DIRECTIONS: In the listing below, pick out lines with "Lower".

INFORMATION:
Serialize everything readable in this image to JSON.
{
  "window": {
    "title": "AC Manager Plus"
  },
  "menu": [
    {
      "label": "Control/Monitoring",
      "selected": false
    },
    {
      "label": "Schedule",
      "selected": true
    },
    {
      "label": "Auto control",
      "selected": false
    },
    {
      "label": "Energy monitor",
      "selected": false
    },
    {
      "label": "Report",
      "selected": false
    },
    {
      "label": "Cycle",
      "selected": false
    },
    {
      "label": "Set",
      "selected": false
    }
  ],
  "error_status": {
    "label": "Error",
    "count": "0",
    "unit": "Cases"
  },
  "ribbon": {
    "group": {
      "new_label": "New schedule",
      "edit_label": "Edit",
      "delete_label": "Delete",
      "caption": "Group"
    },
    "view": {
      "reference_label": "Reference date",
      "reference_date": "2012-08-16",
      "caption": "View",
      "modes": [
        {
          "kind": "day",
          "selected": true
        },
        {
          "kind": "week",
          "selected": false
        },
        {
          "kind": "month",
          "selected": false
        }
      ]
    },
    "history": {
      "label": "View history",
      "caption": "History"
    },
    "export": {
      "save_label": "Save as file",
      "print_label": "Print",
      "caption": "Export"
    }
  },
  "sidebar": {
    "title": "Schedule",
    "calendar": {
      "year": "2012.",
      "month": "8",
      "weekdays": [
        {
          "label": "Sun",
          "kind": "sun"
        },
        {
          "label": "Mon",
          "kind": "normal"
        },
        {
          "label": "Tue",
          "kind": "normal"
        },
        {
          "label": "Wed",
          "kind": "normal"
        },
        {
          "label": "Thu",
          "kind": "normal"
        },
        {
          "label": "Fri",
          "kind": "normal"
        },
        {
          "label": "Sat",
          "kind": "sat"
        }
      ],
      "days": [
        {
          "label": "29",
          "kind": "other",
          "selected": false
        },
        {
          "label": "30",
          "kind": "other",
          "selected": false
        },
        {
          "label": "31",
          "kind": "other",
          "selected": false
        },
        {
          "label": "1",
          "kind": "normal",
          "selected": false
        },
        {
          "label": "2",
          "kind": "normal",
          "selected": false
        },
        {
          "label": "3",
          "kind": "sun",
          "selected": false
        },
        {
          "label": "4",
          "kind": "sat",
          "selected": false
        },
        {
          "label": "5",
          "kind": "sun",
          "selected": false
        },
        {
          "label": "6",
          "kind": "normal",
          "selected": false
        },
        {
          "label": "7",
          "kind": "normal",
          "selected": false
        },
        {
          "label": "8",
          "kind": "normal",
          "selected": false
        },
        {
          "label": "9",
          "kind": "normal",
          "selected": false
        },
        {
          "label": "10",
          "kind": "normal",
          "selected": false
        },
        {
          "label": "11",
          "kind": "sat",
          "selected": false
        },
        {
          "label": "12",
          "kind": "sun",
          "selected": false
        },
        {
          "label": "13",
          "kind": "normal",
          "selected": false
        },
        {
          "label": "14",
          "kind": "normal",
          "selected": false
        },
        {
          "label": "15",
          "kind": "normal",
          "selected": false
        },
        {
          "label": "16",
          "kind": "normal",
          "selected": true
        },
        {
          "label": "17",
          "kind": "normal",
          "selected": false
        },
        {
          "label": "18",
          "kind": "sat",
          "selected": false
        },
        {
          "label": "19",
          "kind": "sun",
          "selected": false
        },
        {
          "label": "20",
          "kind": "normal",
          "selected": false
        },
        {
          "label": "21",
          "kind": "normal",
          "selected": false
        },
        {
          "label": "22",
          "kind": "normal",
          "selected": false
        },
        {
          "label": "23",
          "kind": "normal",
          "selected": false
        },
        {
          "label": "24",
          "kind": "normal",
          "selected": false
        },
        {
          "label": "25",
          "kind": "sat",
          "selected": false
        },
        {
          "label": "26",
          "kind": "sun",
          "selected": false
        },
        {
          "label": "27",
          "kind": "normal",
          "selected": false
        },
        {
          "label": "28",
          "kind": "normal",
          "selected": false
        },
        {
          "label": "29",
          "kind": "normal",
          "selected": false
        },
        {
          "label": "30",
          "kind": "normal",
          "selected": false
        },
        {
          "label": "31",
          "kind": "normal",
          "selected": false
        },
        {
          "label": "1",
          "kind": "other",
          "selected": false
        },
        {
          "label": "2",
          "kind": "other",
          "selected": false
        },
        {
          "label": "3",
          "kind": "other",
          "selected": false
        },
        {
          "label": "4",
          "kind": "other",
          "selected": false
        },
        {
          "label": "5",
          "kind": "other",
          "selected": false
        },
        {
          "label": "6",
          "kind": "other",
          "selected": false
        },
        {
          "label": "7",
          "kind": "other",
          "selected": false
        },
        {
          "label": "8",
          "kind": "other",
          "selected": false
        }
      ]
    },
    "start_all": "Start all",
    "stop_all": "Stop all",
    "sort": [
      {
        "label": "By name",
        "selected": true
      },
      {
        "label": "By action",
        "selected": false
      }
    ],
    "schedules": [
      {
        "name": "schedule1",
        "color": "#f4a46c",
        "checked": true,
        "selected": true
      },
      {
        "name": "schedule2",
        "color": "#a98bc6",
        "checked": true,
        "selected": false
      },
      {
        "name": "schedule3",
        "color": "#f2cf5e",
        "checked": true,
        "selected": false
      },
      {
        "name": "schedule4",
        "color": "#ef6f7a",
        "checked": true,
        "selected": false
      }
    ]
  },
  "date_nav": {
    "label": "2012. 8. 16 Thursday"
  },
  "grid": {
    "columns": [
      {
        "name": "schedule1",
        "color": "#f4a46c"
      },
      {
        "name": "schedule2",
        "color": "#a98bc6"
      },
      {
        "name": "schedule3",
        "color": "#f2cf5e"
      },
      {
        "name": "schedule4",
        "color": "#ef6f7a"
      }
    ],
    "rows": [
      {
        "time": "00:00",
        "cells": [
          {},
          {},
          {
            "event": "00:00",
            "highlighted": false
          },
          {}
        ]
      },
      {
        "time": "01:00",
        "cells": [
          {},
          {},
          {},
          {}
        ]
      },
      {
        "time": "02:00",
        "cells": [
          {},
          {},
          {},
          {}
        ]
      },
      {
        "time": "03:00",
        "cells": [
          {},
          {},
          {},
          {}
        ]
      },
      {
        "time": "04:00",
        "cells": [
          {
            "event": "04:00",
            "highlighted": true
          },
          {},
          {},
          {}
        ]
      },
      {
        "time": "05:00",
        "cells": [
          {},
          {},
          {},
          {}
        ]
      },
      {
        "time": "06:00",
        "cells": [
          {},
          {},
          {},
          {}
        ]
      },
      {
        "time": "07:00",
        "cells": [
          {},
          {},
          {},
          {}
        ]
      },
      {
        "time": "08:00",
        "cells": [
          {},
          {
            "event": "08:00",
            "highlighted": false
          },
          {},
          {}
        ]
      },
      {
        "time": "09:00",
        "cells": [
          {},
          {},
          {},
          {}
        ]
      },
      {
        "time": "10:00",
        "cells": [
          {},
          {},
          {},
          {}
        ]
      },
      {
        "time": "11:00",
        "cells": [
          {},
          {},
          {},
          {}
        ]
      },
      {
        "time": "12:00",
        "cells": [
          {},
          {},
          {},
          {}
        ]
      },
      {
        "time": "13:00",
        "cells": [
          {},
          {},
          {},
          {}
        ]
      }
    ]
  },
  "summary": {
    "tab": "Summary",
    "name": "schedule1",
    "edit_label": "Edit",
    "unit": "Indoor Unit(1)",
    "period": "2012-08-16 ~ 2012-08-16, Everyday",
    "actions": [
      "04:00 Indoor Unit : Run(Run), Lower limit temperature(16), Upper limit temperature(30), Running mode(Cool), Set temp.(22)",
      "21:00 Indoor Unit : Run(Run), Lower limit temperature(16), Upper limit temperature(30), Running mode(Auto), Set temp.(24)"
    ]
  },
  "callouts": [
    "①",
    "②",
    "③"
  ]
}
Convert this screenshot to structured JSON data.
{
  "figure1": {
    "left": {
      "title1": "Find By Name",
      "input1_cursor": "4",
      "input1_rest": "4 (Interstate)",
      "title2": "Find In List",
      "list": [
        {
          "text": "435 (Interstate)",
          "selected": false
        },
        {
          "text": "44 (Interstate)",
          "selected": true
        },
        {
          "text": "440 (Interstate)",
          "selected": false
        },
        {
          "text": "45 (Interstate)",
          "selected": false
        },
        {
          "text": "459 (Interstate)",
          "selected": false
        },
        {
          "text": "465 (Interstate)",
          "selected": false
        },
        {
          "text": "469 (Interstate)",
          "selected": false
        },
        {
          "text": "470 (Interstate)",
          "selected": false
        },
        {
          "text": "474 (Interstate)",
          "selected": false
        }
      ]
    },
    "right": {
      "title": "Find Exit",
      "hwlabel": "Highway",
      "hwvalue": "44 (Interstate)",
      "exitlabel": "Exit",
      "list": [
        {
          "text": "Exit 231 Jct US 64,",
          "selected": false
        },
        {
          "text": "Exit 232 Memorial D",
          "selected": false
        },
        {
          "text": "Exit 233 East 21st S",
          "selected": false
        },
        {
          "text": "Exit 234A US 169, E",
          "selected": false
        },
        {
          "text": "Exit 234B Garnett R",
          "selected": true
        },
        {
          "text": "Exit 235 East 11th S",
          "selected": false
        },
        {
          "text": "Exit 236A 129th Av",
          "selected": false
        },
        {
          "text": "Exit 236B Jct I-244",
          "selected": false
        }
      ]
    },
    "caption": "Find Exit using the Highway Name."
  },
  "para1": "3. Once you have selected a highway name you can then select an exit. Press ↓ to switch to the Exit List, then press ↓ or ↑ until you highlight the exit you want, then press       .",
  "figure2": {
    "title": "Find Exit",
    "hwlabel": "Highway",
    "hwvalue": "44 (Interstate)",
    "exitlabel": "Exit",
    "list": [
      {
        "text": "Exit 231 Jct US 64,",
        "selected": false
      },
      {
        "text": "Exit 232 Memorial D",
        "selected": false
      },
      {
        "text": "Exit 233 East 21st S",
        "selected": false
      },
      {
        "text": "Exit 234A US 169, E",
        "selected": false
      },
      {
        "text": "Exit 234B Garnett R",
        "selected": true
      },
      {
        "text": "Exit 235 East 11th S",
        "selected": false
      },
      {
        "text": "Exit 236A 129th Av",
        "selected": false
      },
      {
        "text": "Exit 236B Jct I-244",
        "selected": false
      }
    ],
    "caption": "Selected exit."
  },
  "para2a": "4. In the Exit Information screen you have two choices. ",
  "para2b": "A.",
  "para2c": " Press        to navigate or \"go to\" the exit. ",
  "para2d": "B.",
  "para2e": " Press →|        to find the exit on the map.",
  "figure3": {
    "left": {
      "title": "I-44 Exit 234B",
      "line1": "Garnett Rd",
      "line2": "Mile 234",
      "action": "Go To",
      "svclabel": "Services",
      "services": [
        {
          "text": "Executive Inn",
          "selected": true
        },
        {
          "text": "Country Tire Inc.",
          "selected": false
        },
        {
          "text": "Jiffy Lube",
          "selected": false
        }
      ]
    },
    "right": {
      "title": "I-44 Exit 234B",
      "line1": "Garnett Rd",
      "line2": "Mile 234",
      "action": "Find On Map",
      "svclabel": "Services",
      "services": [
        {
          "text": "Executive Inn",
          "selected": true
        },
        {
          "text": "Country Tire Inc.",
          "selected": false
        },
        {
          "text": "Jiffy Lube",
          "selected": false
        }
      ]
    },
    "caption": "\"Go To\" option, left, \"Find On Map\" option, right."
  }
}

WRITTEN SOLUTION:
      "04:00 Indoor Unit : Run(Run), Lower limit temperature(16), Upper limit temperature(30), Running mode(Cool), Set temp.(22)",
      "21:00 Indoor Unit : Run(Run), Lower limit temperature(16), Upper limit temperature(30), Running mode(Auto), Set temp.(24)"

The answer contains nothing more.